On Sun, 21 Mar 2004, Ken Dickey wrote:

>  Andre van Tonder wrote:>
> > First, in the monadic prior art, *bind* is already used for something more
> > akin to the current internal *syntax-bind*, so using bind for do could
> > cause confusion.
> 
> But in Scheme prior art [T, Slade, 1987] BIND is used for (dynamic) binding 
> forms.  We speak of lexical BINDings.

I agree.  syntax-bind would be more Schemely, and I like it.  

> So SYNTAX-LET* would make sense for that usage!  [Freeing up SYNTAX-BIND for 
> the syntax-do which does not DO].

I like this proposal also.  The one possible source of confusion, which
could also happen with syntax-bind, is that the types of the LHS and RHS
are different, e.g.,

  (syntax-let* ((x (syntax-return (1 2 3)))
                (y (syntax-return x))
                ...

i.e., the variables on the LHS refer to syntax, and the RHSs have to be
computations.  

By the way, I wish I could come up with a briefer name for
*syntax-return*.  Just SYNTAX would have been nice, but that's already
taken :(

> > Second, in e.g. Haskell,
> 
> Hey, not to belabor this too much, but *this is Scheme*.
> ... 
> Your proposed forms should accord with Scheme forms in common use.  Anything 
> else is confusing by design.
> 
> Designing for clarity is designing for the context of your (desired) users.

Point taken :)

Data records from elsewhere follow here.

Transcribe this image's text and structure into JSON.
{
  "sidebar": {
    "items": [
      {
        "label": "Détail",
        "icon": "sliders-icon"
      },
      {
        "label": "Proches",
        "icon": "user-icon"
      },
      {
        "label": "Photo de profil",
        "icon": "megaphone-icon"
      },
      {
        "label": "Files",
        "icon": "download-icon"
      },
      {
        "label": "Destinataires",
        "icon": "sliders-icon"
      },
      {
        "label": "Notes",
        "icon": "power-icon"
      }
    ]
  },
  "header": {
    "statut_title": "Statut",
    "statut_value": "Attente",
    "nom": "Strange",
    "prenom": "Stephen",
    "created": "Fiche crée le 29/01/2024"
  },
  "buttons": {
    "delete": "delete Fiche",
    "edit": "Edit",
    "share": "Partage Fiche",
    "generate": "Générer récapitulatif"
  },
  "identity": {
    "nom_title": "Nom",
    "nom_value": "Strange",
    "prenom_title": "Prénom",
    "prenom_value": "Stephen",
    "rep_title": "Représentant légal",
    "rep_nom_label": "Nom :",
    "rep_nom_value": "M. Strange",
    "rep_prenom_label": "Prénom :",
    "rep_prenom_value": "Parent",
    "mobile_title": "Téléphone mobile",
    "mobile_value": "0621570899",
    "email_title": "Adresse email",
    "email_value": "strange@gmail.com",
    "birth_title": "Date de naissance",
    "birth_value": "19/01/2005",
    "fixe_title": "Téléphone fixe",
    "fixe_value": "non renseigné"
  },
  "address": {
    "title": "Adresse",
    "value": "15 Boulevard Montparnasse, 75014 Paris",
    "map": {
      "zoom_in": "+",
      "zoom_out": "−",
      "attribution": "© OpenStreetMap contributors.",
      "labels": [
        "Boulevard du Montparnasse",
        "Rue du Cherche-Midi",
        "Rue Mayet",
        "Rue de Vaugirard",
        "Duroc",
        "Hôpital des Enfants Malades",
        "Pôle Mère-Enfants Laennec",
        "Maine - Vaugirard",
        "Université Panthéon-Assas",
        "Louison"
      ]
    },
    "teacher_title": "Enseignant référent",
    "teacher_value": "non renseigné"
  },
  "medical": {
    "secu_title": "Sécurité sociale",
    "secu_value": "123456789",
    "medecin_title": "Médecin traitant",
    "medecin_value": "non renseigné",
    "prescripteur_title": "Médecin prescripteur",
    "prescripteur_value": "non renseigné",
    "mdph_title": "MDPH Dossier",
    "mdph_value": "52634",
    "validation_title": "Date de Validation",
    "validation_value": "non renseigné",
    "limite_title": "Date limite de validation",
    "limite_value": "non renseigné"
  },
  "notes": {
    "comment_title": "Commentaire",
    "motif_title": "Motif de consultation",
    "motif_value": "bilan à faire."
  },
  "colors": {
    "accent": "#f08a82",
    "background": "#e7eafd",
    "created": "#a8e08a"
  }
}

> > 2) Perhaps in future have syntax-begin for imperative
> >    things like syntax-debug-message.  The above syntax-do example becomes
> 
> I think you are making the argument for a declarative debug form here.  I 
> support the notion.

Could you perhaps suggest an example of what such a thing could look like?

> Did you like SYNTAX-QUOTE ?

I'm thinking af changing the specification of syntax-inspect to invoke an
inspector if there is one...

Regards
Andre